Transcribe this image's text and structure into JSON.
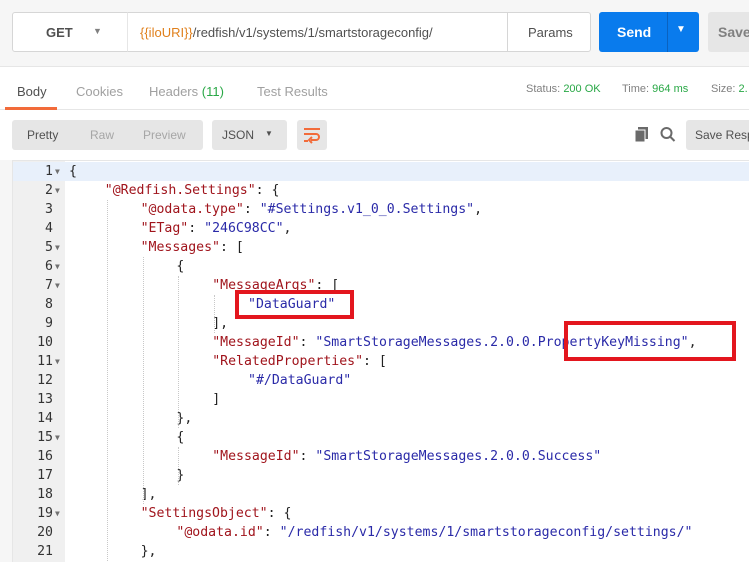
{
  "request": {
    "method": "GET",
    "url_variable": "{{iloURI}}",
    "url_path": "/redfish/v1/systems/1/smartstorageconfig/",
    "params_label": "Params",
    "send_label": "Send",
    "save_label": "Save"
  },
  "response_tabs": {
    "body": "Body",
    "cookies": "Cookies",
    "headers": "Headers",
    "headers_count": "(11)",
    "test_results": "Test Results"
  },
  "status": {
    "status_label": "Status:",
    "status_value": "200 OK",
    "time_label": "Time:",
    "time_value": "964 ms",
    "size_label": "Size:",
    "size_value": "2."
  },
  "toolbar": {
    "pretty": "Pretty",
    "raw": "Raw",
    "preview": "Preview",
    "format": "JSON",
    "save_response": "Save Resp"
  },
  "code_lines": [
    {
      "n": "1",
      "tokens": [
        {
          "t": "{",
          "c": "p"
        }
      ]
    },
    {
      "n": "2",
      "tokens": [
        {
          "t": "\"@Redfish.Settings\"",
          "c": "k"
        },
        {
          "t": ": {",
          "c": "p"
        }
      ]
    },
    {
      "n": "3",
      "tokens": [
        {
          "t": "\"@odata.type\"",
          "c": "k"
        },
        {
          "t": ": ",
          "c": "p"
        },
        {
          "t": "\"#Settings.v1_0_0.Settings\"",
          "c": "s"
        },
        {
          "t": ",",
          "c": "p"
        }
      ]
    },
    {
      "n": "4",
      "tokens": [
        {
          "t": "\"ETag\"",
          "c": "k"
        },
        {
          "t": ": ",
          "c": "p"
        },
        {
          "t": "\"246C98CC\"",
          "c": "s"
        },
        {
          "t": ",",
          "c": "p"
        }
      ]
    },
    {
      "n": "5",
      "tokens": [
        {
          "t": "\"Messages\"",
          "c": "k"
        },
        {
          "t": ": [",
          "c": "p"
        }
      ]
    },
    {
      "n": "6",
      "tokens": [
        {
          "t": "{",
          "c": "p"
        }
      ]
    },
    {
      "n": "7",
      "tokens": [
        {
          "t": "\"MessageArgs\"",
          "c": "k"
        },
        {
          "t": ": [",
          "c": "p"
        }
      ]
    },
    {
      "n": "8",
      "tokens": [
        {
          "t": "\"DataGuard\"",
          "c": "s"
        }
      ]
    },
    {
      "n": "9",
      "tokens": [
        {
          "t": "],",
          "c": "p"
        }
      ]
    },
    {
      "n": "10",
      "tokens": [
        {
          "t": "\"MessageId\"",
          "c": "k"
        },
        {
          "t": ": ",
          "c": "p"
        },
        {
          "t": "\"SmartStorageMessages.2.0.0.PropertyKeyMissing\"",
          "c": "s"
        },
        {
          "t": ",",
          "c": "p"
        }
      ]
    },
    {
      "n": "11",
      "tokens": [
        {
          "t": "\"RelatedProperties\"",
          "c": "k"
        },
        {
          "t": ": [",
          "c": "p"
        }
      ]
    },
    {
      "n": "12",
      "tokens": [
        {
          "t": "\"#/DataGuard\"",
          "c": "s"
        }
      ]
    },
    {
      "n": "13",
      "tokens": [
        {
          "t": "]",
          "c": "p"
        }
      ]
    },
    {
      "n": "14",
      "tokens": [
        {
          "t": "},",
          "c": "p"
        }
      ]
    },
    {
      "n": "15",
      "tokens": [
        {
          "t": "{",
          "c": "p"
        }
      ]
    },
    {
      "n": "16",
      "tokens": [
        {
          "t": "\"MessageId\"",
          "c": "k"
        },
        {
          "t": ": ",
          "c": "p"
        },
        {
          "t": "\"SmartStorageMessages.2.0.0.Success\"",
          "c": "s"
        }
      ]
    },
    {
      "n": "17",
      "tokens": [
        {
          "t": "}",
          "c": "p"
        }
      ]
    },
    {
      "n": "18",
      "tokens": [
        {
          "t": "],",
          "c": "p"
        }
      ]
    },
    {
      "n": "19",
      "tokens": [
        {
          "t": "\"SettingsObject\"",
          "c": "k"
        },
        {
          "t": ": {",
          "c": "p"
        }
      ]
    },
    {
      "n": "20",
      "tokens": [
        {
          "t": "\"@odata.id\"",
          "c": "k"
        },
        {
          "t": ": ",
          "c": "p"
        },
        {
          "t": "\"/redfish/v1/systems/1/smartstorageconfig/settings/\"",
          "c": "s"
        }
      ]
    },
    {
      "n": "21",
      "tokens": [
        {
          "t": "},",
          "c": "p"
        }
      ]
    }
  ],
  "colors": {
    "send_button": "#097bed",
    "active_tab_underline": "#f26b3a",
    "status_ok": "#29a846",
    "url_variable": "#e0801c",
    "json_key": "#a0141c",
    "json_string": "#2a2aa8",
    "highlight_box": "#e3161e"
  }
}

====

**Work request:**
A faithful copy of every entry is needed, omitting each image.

**Completed exercise:**
Transcribe this image's text and structure into JSON.
{
  "request": {
    "method": "GET",
    "url_variable": "{{iloURI}}",
    "url_path": "/redfish/v1/systems/1/smartstorageconfig/",
    "params_label": "Params",
    "send_label": "Send",
    "save_label": "Save"
  },
  "response_tabs": {
    "body": "Body",
    "cookies": "Cookies",
    "headers": "Headers",
    "headers_count": "(11)",
    "test_results": "Test Results"
  },
  "status": {
    "status_label": "Status:",
    "status_value": "200 OK",
    "time_label": "Time:",
    "time_value": "964 ms",
    "size_label": "Size:",
    "size_value": "2."
  },
  "toolbar": {
    "pretty": "Pretty",
    "raw": "Raw",
    "preview": "Preview",
    "format": "JSON",
    "save_response": "Save Resp"
  },
  "code_lines": [
    {
      "n": "1",
      "tokens": [
        {
          "t": "{",
          "c": "p"
        }
      ]
    },
    {
      "n": "2",
      "tokens": [
        {
          "t": "\"@Redfish.Settings\"",
          "c": "k"
        },
        {
          "t": ": {",
          "c": "p"
        }
      ]
    },
    {
      "n": "3",
      "tokens": [
        {
          "t": "\"@odata.type\"",
          "c": "k"
        },
        {
          "t": ": ",
          "c": "p"
        },
        {
          "t": "\"#Settings.v1_0_0.Settings\"",
          "c": "s"
        },
        {
          "t": ",",
          "c": "p"
        }
      ]
    },
    {
      "n": "4",
      "tokens": [
        {
          "t": "\"ETag\"",
          "c": "k"
        },
        {
          "t": ": ",
          "c": "p"
        },
        {
          "t": "\"246C98CC\"",
          "c": "s"
        },
        {
          "t": ",",
          "c": "p"
        }
      ]
    },
    {
      "n": "5",
      "tokens": [
        {
          "t": "\"Messages\"",
          "c": "k"
        },
        {
          "t": ": [",
          "c": "p"
        }
      ]
    },
    {
      "n": "6",
      "tokens": [
        {
          "t": "{",
          "c": "p"
        }
      ]
    },
    {
      "n": "7",
      "tokens": [
        {
          "t": "\"MessageArgs\"",
          "c": "k"
        },
        {
          "t": ": [",
          "c": "p"
        }
      ]
    },
    {
      "n": "8",
      "tokens": [
        {
          "t": "\"DataGuard\"",
          "c": "s"
        }
      ]
    },
    {
      "n": "9",
      "tokens": [
        {
          "t": "],",
          "c": "p"
        }
      ]
    },
    {
      "n": "10",
      "tokens": [
        {
          "t": "\"MessageId\"",
          "c": "k"
        },
        {
          "t": ": ",
          "c": "p"
        },
        {
          "t": "\"SmartStorageMessages.2.0.0.PropertyKeyMissing\"",
          "c": "s"
        },
        {
          "t": ",",
          "c": "p"
        }
      ]
    },
    {
      "n": "11",
      "tokens": [
        {
          "t": "\"RelatedProperties\"",
          "c": "k"
        },
        {
          "t": ": [",
          "c": "p"
        }
      ]
    },
    {
      "n": "12",
      "tokens": [
        {
          "t": "\"#/DataGuard\"",
          "c": "s"
        }
      ]
    },
    {
      "n": "13",
      "tokens": [
        {
          "t": "]",
          "c": "p"
        }
      ]
    },
    {
      "n": "14",
      "tokens": [
        {
          "t": "},",
          "c": "p"
        }
      ]
    },
    {
      "n": "15",
      "tokens": [
        {
          "t": "{",
          "c": "p"
        }
      ]
    },
    {
      "n": "16",
      "tokens": [
        {
          "t": "\"MessageId\"",
          "c": "k"
        },
        {
          "t": ": ",
          "c": "p"
        },
        {
          "t": "\"SmartStorageMessages.2.0.0.Success\"",
          "c": "s"
        }
      ]
    },
    {
      "n": "17",
      "tokens": [
        {
          "t": "}",
          "c": "p"
        }
      ]
    },
    {
      "n": "18",
      "tokens": [
        {
          "t": "],",
          "c": "p"
        }
      ]
    },
    {
      "n": "19",
      "tokens": [
        {
          "t": "\"SettingsObject\"",
          "c": "k"
        },
        {
          "t": ": {",
          "c": "p"
        }
      ]
    },
    {
      "n": "20",
      "tokens": [
        {
          "t": "\"@odata.id\"",
          "c": "k"
        },
        {
          "t": ": ",
          "c": "p"
        },
        {
          "t": "\"/redfish/v1/systems/1/smartstorageconfig/settings/\"",
          "c": "s"
        }
      ]
    },
    {
      "n": "21",
      "tokens": [
        {
          "t": "},",
          "c": "p"
        }
      ]
    }
  ],
  "colors": {
    "send_button": "#097bed",
    "active_tab_underline": "#f26b3a",
    "status_ok": "#29a846",
    "url_variable": "#e0801c",
    "json_key": "#a0141c",
    "json_string": "#2a2aa8",
    "highlight_box": "#e3161e"
  }
}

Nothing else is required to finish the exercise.